I arrived at the luggage conveyer belt which was empty, where was my case? Apparently the man in charge gave up on me and deposited the case in the middle of the arrival area. I already had a feeling I was doing something wrong, I walked to the platform to await my next connection to bring me to my home town, no problem. It was a straightforward journey lasting an hour and it was a ICE train, one of the fast modern trains. At last the train arrived and I stumbled up the stairs and found a carriage where I could sit. I asked the customary questions about whether there was room for me and felt like the cowboy that entered the Wild West saloon where they all stopped drinking or talking and just stared. Did I resemble the latest serial murderer who was being searched for in Switzerland? Things happen while you are away for a time. Suddenly a finger pointed to an empty seat. At last I could phone Mr. Swiss and tell him I had safely arrived and was on my way, giving him time to tidy up the apartment before I arrived.

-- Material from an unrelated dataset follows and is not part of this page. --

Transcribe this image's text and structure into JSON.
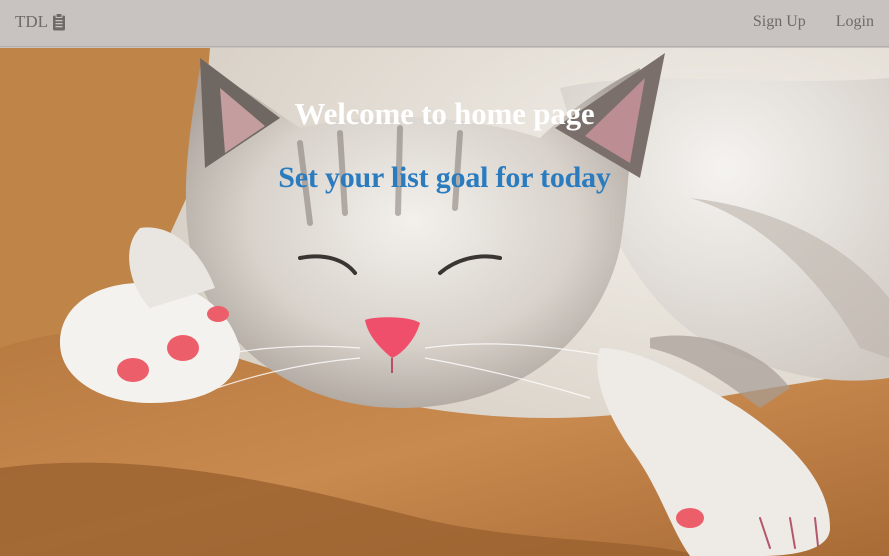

I dialled his number on my mobile phone and he answered immediately. I have a loud voice, and had to suit my voice to the decibels of the train motor. The wild west saloon customers all turned in my direction staring, what had I done wrong? Regardless I continued telling Mr. Swiss about my airport adventures and then progressed to a short description of the flight etc. etc. The was my first conversation of the day with Mr. Swiss.
There was progress, the silent travel companions, shook their heads and the chief traveller (she was an elderly lady with a book in her hand) put her fingers on her lips and the senior gentleman sitting next to her pointed to a sign on the carriage wall showing the words “Realm of Quiet”. Had someone died in this carriage, was a requiem being held? I panicked, fearing an attack of travel zombies, took my luggage and dragged it to the next carriage where there was the sound of people talking on mobiles, mothers telling their children to behave, and an atmosphere of being amongst the living.
This was my first encounter with the special compartments for the apparent dead, the travelling undead. It was not because of MY words I had been in the proverbial corner, it was because of words, breathing, moving and other such signs of life. I made an oath, to avoid ICE trains if possible and to carefully scan the walls of all trains compartments for weird signs threatening noise emissions and disturbance of the travelling dead.